On how many lines of the data below does the word "Recently" appear? Reply with the number only.

(Items from an interface collection)
⁂
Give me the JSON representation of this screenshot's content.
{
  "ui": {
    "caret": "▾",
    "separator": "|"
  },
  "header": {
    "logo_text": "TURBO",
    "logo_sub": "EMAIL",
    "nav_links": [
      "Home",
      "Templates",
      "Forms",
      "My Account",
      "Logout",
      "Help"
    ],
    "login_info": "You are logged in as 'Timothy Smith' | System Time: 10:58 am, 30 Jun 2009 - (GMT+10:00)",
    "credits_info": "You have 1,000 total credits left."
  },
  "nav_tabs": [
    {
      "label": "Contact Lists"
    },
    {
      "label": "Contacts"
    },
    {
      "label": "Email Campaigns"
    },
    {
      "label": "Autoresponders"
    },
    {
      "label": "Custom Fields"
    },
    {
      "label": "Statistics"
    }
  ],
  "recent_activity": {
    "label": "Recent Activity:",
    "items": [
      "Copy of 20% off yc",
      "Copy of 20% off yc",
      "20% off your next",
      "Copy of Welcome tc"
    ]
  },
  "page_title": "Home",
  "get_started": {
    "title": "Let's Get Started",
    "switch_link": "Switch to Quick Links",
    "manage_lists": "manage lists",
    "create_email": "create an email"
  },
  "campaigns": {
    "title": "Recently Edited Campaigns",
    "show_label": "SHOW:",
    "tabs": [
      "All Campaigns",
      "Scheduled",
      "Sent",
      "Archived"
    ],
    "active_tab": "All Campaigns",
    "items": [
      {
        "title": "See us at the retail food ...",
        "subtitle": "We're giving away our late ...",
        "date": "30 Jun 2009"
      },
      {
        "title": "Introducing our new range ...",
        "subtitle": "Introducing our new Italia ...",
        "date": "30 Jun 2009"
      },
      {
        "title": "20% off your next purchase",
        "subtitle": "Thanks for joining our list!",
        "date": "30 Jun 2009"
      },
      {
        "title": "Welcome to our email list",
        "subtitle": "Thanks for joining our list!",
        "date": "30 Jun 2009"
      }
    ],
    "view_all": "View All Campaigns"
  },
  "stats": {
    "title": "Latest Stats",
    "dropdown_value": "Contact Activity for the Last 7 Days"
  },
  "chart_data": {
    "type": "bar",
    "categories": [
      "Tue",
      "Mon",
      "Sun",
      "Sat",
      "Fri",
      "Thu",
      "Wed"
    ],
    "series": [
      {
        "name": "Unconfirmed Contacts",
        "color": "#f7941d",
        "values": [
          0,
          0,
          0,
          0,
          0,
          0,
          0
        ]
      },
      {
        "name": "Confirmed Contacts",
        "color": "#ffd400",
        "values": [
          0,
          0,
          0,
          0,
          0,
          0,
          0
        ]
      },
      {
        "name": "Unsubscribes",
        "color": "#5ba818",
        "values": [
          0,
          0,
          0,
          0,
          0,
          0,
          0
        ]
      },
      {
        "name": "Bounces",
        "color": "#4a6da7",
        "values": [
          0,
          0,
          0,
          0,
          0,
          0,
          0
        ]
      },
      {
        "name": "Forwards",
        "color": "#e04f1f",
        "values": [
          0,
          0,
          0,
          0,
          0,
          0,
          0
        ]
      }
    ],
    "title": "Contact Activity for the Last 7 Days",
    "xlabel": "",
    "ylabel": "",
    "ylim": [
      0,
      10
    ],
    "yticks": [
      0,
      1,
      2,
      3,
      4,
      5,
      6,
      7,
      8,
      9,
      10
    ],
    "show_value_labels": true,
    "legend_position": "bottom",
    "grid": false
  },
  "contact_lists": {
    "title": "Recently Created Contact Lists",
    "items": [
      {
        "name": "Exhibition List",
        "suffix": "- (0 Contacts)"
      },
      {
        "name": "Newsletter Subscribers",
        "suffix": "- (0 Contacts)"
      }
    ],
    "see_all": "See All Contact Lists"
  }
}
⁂
◆ TASK ANSWER ◆
2